- Exercise aim
If a line in the entries below holds the string "ngoài", copy it.

(Beginning of Recorded data)

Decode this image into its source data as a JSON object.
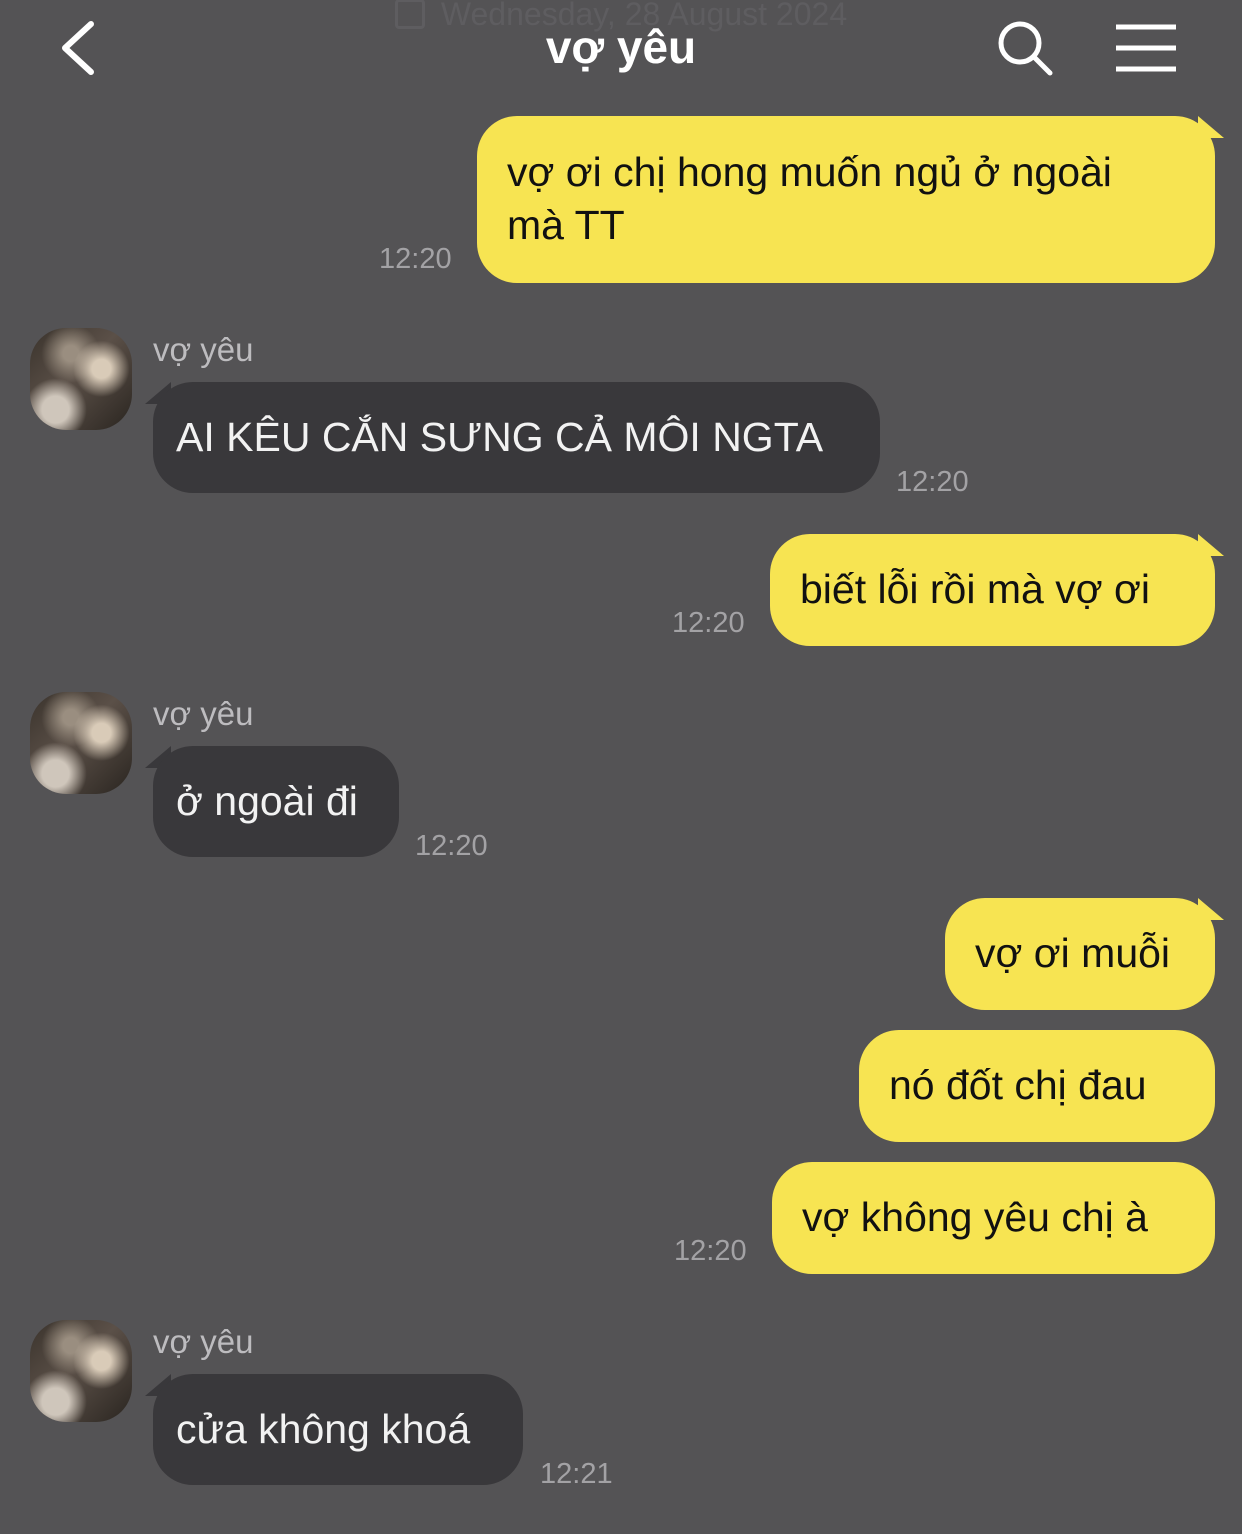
{
  "header": {
    "date": "Wednesday, 28 August 2024",
    "title": "vợ yêu"
  },
  "messages": [
    {
      "side": "out",
      "text_lines": [
        "vợ ơi chị hong muốn ngủ ở ngoài",
        "mà TT"
      ],
      "time": "12:20"
    },
    {
      "side": "in",
      "sender": "vợ yêu",
      "text": "AI KÊU CẮN SƯNG CẢ MÔI NGTA",
      "time": "12:20"
    },
    {
      "side": "out",
      "text": "biết lỗi rồi mà vợ ơi",
      "time": "12:20"
    },
    {
      "side": "in",
      "sender": "vợ yêu",
      "text": "ở ngoài đi",
      "time": "12:20"
    },
    {
      "side": "out",
      "text": "vợ ơi muỗi"
    },
    {
      "side": "out",
      "text": "nó đốt chị đau"
    },
    {
      "side": "out",
      "text": "vợ không yêu chị à",
      "time": "12:20"
    },
    {
      "side": "in",
      "sender": "vợ yêu",
      "text": "cửa không khoá",
      "time": "12:21"
    }
  ],
  "colors": {
    "background": "#545355",
    "outgoing_bubble": "#f7e452",
    "incoming_bubble": "#39383b"
  },
  "icons": [
    "back-arrow-icon",
    "search-icon",
    "menu-icon",
    "calendar-icon"
  ]
}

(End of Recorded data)

- Exercise output
        "vợ ơi chị hong muốn ngủ ở ngoài",
      "text": "ở ngoài đi",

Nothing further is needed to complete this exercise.